▸ What you have to do: Scan the material for the word "value", then return every line where it appears.
<<<<
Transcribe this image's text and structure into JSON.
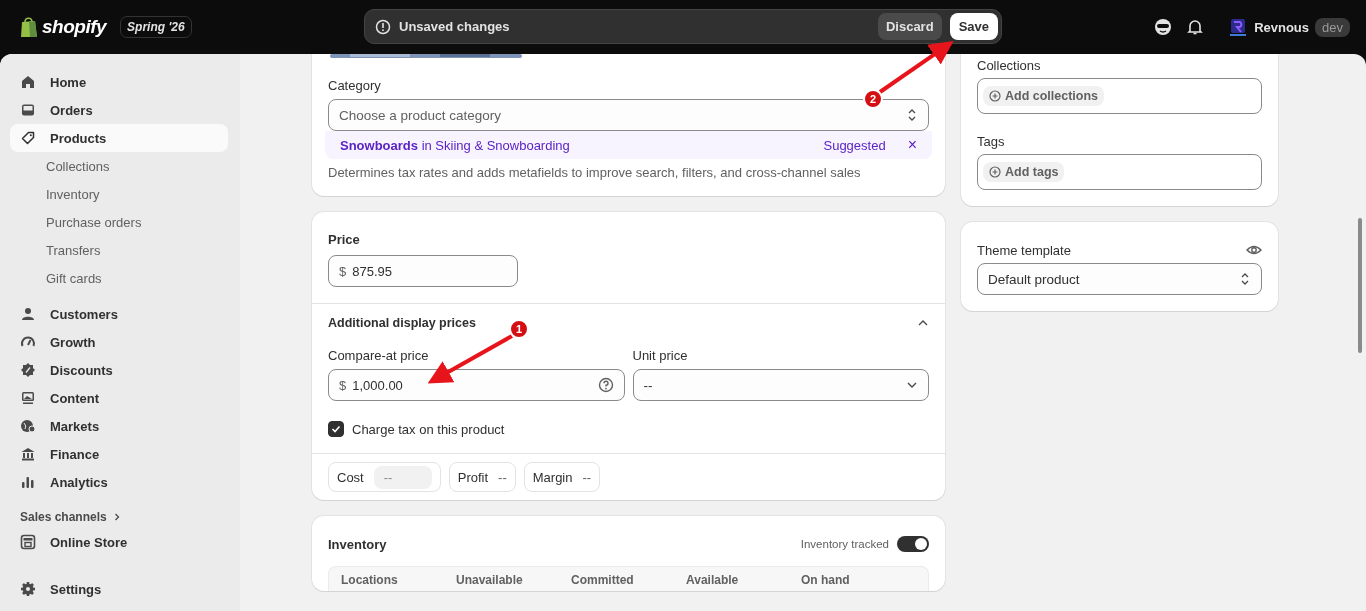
{
  "topbar": {
    "logo_text": "shopify",
    "edition": "Spring '26",
    "notice": "Unsaved changes",
    "discard": "Discard",
    "save": "Save",
    "store": "Revnous",
    "store_badge": "dev"
  },
  "sidebar": {
    "items": [
      {
        "label": "Home",
        "selected": false
      },
      {
        "label": "Orders",
        "selected": false
      },
      {
        "label": "Products",
        "selected": true,
        "children": [
          {
            "label": "Collections",
            "selected": false
          },
          {
            "label": "Inventory",
            "selected": false
          },
          {
            "label": "Purchase orders",
            "selected": false
          },
          {
            "label": "Transfers",
            "selected": false
          },
          {
            "label": "Gift cards",
            "selected": false
          }
        ]
      },
      {
        "label": "Customers",
        "selected": false
      },
      {
        "label": "Growth",
        "selected": false
      },
      {
        "label": "Discounts",
        "selected": false
      },
      {
        "label": "Content",
        "selected": false
      },
      {
        "label": "Markets",
        "selected": false
      },
      {
        "label": "Finance",
        "selected": false
      },
      {
        "label": "Analytics",
        "selected": false
      }
    ],
    "sales_channels": {
      "heading": "Sales channels",
      "items": [
        {
          "label": "Online Store",
          "selected": false
        }
      ]
    },
    "settings": "Settings"
  },
  "category": {
    "label": "Category",
    "placeholder": "Choose a product category",
    "suggestion": "**Snowboards** in Skiing & Snowboarding",
    "suggested": "Suggested",
    "dismiss": "×",
    "help": "Determines tax rates and adds metafields to improve search, filters, and cross-channel sales"
  },
  "pricing": {
    "label": "Price",
    "currency": "$",
    "value": "875.95",
    "additional": "Additional display prices",
    "expanded": true,
    "compare_at": {
      "label": "Compare-at price",
      "currency": "$",
      "value": "1,000.00"
    },
    "unit_price": {
      "label": "Unit price",
      "value": "--"
    },
    "charge_tax": {
      "label": "Charge tax on this product",
      "checked": true
    },
    "metrics": [
      {
        "label": "Cost",
        "placeholder": "--",
        "kind": "field"
      },
      {
        "label": "Profit",
        "value": "--",
        "kind": "text"
      },
      {
        "label": "Margin",
        "value": "--",
        "kind": "text"
      }
    ]
  },
  "inventory": {
    "title": "Inventory",
    "tracked_label": "Inventory tracked",
    "tracked": true,
    "columns": [
      "Locations",
      "Unavailable",
      "Committed",
      "Available",
      "On hand"
    ]
  },
  "organization": {
    "collections": {
      "label": "Collections",
      "button": "Add collections"
    },
    "tags": {
      "label": "Tags",
      "button": "Add tags"
    }
  },
  "theme_template": {
    "label": "Theme template",
    "value": "Default product"
  },
  "annotations": [
    {
      "number": "1"
    },
    {
      "number": "2"
    }
  ]
}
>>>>
▸ Task result:
    "value": "875.95",
      "value": "1,000.00"
      "value": "--"
        "value": "--",
        "value": "--",
    "value": "Default product"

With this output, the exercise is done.